It is not very common for DTV projects to impact the end-to-end value chain, where implementing a new feature or major product launch touches upon just about every element of the system, but it does happen. It is complicated, but it can be managed. It takes an investment in effort, diligence, rigour, sense-of-strong-will, and patience to work with the different teams, to coherently come together in delivering the overall plan.

In this post, I share what I've come to find quite a useful tool: the Programme/Systems Readiness Heat Map.

It is well-known that human beings think best in pictures. As the well known works of Edward Tufte teach us, that visualisations are a powerful way of communication. A visualisation, if done correctly or smartly, can accurately reflect or communicate the state of "things" or "tells a story" so that almost anyone can just, from looking at the picture, get the message.

So, as a Programme or Systems Projects Manager, dealing with complicated technology components, and time lines are highly parallelled and intertwined, when it comes close to the final delivery stages of the project, what is the best way for you to communicate the overall status of readiness of the system?

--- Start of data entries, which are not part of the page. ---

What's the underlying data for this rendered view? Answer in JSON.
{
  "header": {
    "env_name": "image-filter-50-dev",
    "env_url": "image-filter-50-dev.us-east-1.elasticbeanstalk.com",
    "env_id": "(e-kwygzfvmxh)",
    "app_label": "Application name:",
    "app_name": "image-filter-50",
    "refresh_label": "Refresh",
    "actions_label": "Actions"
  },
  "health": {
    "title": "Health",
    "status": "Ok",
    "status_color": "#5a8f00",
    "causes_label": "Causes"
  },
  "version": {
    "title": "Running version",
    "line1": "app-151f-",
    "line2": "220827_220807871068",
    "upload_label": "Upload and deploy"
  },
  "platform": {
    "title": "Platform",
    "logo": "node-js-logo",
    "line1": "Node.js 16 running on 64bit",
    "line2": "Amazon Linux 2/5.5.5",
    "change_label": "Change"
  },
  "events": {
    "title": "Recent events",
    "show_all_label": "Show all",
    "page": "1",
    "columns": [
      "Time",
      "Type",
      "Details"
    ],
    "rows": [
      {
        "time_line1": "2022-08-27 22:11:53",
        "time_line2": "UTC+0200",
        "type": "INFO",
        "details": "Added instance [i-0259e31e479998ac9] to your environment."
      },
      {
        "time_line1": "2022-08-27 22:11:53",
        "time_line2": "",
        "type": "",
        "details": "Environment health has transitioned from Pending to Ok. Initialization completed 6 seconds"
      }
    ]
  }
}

Sure, one can use a series of PowerPoint slides, representing the status of each Work Package, focusing on the key delivery criteria for each component - this is usually what most PMs do anyway in reporting overall Project Progress via status reports. Your SteerCo have very little patience to wade through 30 slides of PowerPoint tables...

So, what the Heat Map does is simple: On a single piece of paper (okay, maybe the size is A3!), the heat map shows the state of the entire System / Program, focusing on the key criteria for each component that determines the fit-for-purpose state that your SteerCo & Executive can use as input into making the decisions for approving final deployment: Go Live. Essentially the Heat Map is represented as an n x m matrix, with n number of components to track, m the number of metrics/criteria that must be met to guarantee successful implementation to deploy. Each entry is given a value or an associated Heat Colour (Red, Amber, Green), that when all entries are filled in, the reader can quickly ascertain the state of readiness (are we hot or cool or in between?)

I will talk you through a generic template that I've used in my own programs...